■ **EXERCISE**: Your answer should be a single number: the count of lines in the listing that contain "title".

■ **DATA FOR THIS TASK**:
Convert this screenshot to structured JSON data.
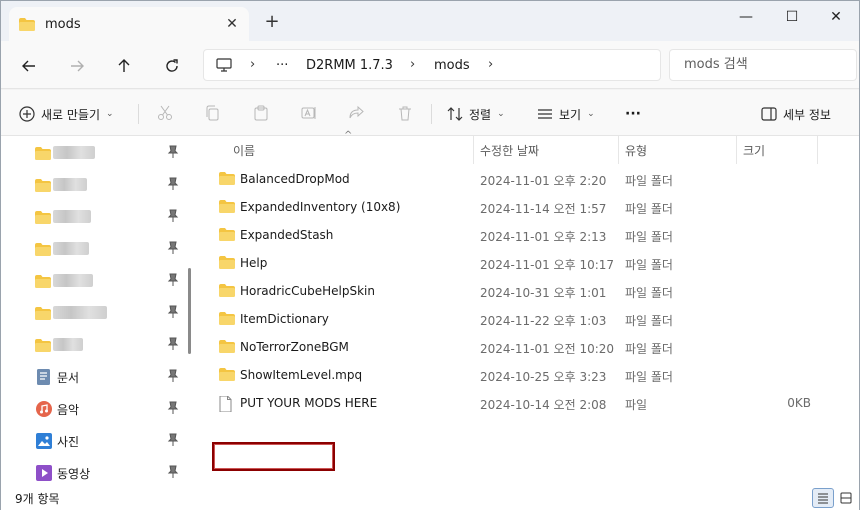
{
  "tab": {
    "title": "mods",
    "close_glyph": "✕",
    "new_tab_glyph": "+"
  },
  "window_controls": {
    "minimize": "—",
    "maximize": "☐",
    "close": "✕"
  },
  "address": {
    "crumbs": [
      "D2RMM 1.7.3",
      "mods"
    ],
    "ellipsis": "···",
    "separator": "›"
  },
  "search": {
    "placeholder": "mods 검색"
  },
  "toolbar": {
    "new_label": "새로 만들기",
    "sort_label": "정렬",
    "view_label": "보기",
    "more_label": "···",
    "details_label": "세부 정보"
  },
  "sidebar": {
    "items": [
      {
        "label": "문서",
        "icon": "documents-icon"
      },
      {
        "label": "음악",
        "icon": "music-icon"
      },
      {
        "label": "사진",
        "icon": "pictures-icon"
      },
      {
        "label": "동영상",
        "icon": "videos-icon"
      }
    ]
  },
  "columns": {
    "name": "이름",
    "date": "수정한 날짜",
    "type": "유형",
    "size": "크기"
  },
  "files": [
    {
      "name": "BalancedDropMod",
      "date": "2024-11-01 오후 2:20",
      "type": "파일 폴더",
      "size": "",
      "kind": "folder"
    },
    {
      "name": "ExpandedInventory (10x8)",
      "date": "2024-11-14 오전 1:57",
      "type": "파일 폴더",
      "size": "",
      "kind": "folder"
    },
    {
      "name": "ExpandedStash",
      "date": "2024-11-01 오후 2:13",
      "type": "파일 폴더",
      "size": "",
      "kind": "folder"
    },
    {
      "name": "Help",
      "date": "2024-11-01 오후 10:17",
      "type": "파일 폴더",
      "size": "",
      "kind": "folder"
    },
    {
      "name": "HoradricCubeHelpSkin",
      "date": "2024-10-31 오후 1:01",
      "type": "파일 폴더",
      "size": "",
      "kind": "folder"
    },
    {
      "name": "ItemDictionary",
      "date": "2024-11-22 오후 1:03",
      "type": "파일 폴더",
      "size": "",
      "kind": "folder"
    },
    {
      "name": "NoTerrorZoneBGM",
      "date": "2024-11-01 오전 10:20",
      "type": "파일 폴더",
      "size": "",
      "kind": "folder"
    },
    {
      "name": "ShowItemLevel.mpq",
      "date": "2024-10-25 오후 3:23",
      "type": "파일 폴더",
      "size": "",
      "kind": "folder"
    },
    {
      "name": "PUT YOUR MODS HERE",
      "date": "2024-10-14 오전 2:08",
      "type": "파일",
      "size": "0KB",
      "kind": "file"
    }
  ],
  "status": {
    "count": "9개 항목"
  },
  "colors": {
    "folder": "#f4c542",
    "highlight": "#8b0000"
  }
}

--

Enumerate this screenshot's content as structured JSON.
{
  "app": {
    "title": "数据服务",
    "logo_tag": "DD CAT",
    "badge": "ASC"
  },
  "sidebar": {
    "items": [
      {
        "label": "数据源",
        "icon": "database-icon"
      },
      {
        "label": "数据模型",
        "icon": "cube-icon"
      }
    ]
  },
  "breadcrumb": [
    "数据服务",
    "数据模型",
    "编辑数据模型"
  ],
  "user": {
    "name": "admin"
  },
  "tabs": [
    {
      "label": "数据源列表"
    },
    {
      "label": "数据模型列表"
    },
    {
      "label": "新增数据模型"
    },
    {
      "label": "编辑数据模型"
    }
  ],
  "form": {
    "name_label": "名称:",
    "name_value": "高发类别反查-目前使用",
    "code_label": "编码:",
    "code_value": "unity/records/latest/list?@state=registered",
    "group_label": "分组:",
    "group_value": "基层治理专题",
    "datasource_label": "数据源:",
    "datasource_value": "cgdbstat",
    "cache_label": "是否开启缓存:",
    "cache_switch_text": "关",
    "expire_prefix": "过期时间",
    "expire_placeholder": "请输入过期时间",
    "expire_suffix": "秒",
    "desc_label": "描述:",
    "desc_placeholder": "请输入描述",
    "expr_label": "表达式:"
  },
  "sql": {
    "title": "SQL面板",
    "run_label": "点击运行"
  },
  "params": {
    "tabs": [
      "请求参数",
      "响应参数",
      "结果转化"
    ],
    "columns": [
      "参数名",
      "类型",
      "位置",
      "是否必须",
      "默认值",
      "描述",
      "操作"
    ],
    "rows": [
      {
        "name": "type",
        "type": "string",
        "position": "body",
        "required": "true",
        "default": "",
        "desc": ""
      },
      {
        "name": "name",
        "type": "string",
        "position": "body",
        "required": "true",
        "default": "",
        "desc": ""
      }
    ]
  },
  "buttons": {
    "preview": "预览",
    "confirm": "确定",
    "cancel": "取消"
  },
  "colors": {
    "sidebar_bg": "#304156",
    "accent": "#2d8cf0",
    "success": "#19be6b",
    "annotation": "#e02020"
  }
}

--

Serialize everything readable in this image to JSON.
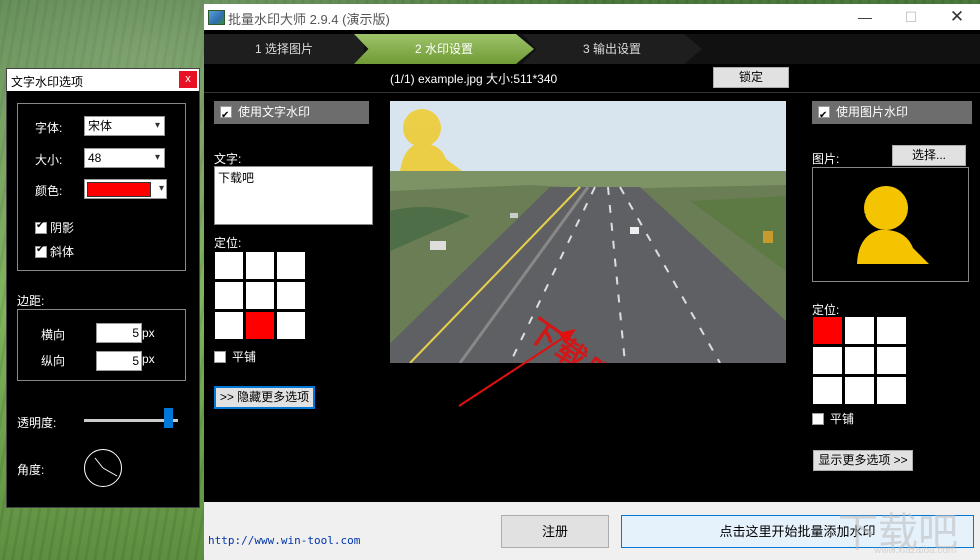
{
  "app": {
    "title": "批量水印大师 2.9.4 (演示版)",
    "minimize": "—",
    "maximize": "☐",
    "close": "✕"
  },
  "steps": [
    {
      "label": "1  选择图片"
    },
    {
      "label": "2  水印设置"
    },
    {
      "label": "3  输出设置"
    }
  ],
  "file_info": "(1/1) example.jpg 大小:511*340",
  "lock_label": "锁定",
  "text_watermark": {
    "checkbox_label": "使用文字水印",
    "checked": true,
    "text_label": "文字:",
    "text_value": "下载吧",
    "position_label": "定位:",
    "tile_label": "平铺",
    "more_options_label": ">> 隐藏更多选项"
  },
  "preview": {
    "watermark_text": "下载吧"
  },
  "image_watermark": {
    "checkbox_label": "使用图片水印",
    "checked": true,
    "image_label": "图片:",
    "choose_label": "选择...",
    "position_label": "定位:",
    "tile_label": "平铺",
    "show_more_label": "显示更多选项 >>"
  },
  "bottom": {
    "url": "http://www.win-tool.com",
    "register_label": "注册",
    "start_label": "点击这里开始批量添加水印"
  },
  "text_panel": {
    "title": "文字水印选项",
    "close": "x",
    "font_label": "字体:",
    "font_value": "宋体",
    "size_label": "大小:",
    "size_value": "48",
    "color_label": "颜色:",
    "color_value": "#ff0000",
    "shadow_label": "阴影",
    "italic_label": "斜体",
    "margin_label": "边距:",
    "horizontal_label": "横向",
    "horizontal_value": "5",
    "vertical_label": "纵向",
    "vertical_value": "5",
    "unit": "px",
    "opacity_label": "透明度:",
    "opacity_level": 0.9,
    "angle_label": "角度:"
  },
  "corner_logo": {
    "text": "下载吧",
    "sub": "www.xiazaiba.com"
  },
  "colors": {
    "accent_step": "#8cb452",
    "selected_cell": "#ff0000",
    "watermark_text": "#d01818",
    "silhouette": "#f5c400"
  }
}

■ **SOLUTION FOR THIS TASK**: 5